[Recorded data]
________________

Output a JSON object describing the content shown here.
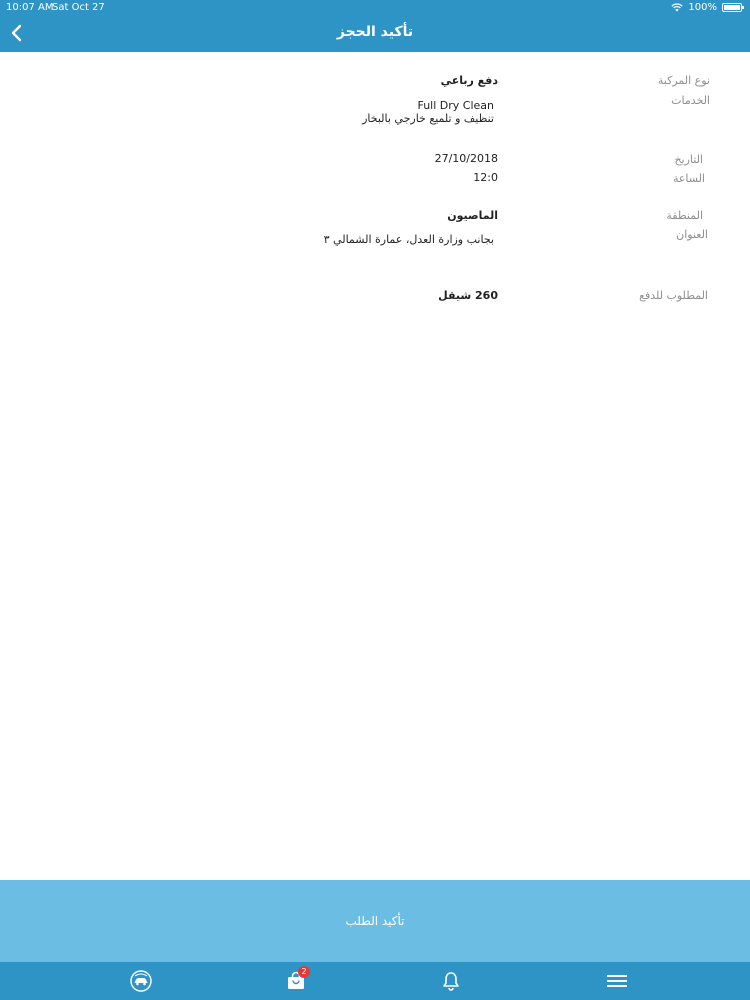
{
  "status_bar": {
    "time": "10:07 AM",
    "date": "Sat Oct 27",
    "battery": "100%"
  },
  "nav": {
    "title": "تأكيد الحجز"
  },
  "details": {
    "vehicle_type_label": "نوع المركبة",
    "vehicle_type_value": "دفع رباعي",
    "services_label": "الخدمات",
    "service_1": "Full Dry Clean",
    "service_2": "تنظيف و تلميع خارجي بالبخار",
    "date_label": "التاريخ",
    "date_value": "27/10/2018",
    "time_label": "الساعة",
    "time_value": "12:0",
    "area_label": "المنطقة",
    "area_value": "الماصيون",
    "address_label": "العنوان",
    "address_value": "بجانب وزارة العدل، عمارة الشمالي ٣",
    "amount_label": "المطلوب للدفع",
    "amount_value": "260 شيقل"
  },
  "confirm": {
    "label": "تأكيد الطلب"
  },
  "tab_bar": {
    "cart_badge": "2"
  },
  "colors": {
    "primary": "#2e94c6",
    "confirm_bar": "#6cbde3",
    "badge": "#e53935"
  }
}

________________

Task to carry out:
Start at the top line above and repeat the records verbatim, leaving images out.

Response:
Output a JSON object describing the content shown here.
{
  "status_bar": {
    "time": "10:07 AM",
    "date": "Sat Oct 27",
    "battery": "100%"
  },
  "nav": {
    "title": "تأكيد الحجز"
  },
  "details": {
    "vehicle_type_label": "نوع المركبة",
    "vehicle_type_value": "دفع رباعي",
    "services_label": "الخدمات",
    "service_1": "Full Dry Clean",
    "service_2": "تنظيف و تلميع خارجي بالبخار",
    "date_label": "التاريخ",
    "date_value": "27/10/2018",
    "time_label": "الساعة",
    "time_value": "12:0",
    "area_label": "المنطقة",
    "area_value": "الماصيون",
    "address_label": "العنوان",
    "address_value": "بجانب وزارة العدل، عمارة الشمالي ٣",
    "amount_label": "المطلوب للدفع",
    "amount_value": "260 شيقل"
  },
  "confirm": {
    "label": "تأكيد الطلب"
  },
  "tab_bar": {
    "cart_badge": "2"
  },
  "colors": {
    "primary": "#2e94c6",
    "confirm_bar": "#6cbde3",
    "badge": "#e53935"
  }
}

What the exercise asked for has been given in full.